Data in this exercise:
──────────────────────────────
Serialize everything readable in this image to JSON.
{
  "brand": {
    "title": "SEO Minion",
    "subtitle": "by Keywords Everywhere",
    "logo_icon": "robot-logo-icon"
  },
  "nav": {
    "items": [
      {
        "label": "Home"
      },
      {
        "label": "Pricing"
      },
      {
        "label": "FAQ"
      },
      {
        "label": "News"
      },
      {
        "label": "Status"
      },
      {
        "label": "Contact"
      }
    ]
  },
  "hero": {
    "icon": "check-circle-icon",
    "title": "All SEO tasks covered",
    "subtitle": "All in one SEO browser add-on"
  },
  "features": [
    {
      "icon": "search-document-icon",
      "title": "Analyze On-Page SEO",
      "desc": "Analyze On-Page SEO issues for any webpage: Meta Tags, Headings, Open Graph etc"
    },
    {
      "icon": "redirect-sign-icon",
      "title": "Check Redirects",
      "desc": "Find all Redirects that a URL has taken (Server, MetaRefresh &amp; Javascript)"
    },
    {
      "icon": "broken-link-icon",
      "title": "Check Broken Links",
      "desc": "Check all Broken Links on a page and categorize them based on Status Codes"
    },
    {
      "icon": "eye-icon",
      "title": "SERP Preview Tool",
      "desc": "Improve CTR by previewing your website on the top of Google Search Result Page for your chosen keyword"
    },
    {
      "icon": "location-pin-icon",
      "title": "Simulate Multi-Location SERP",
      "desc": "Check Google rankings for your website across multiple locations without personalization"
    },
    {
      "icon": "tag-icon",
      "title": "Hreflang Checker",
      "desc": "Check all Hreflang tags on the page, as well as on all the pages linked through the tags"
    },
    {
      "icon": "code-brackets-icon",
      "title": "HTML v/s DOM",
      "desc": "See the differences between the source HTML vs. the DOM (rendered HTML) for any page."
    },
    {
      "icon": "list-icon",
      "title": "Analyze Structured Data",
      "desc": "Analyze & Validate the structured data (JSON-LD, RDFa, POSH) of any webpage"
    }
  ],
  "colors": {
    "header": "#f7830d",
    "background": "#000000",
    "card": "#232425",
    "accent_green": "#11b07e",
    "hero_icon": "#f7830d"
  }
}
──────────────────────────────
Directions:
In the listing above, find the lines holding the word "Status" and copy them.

Completed task:
        "label": "Status"
      "desc": "Check all Broken Links on a page and categorize them based on Status Codes"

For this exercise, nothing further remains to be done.